Polychaeta, aggression, animal behavior, animals, egg production, eggs, females, hermaphroditism, males, mating behavior, mating competitiveness, population structure, progeny, reproductive traits, sex allocation, social environment, spermatozoa
Reproductive traits are often tightly linked to variations in the social environment. In animals with separate sexes, producing male or female offspring results in different fitness gains depending on population structure. In simultaneous hermaphrodites, allocating a given proportion of resources to the two sexes results in fitness gains that depend on mating opportunities, and extremely plastic hermaphrodites may have a selective advantage. To test to what extent hermaphrodites have flexible and reversible sex allocation at the individual level, we exposed hermaphroditic Ophryotrocha diadema worms (an obligatorily nonselfing polychaete, with low numbers of aflagellate, immotile sperm and ‘pseudocopulation’) to weekly changes in actual or simulated mating opportunities and mate competition (controlling for density effects). We found that worms rapidly switched from high investment in the female function (eggs and courting) to high investment in the male function (aggressive behaviour) with increasing mating opportunities. Simulated mate competition and competition over the male role triggered similar variations in egg production (i.e. worms laid fewer eggs), indicating that these worms preferred to mate in the male role.
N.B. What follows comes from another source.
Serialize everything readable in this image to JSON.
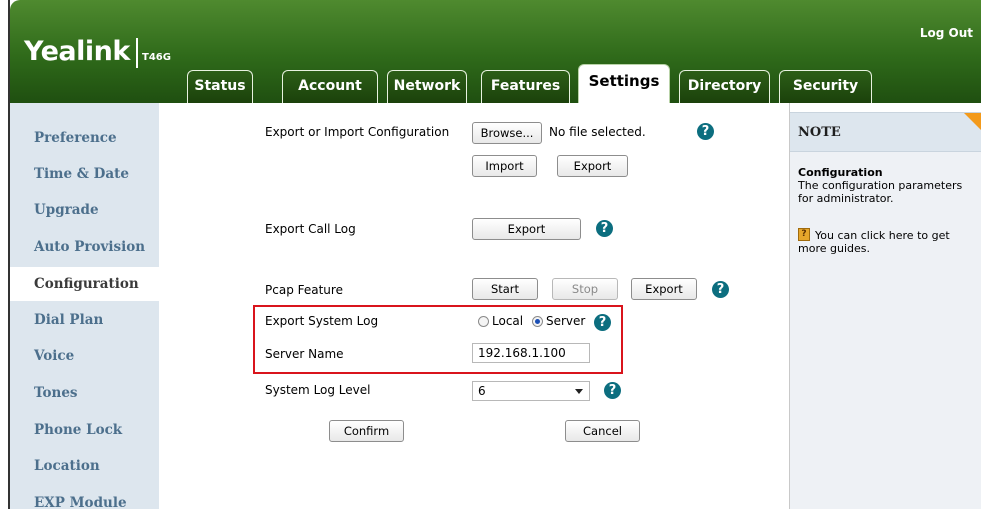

These results highlight the key role of behaviour in the study of reproductive investment in hermaphrodites and the importance of plasticity in sex allocation (including precopulatory behaviours) in hermaphrodites as a way to compete for the male role and to keep hermaphroditism stable in fluctuating environments.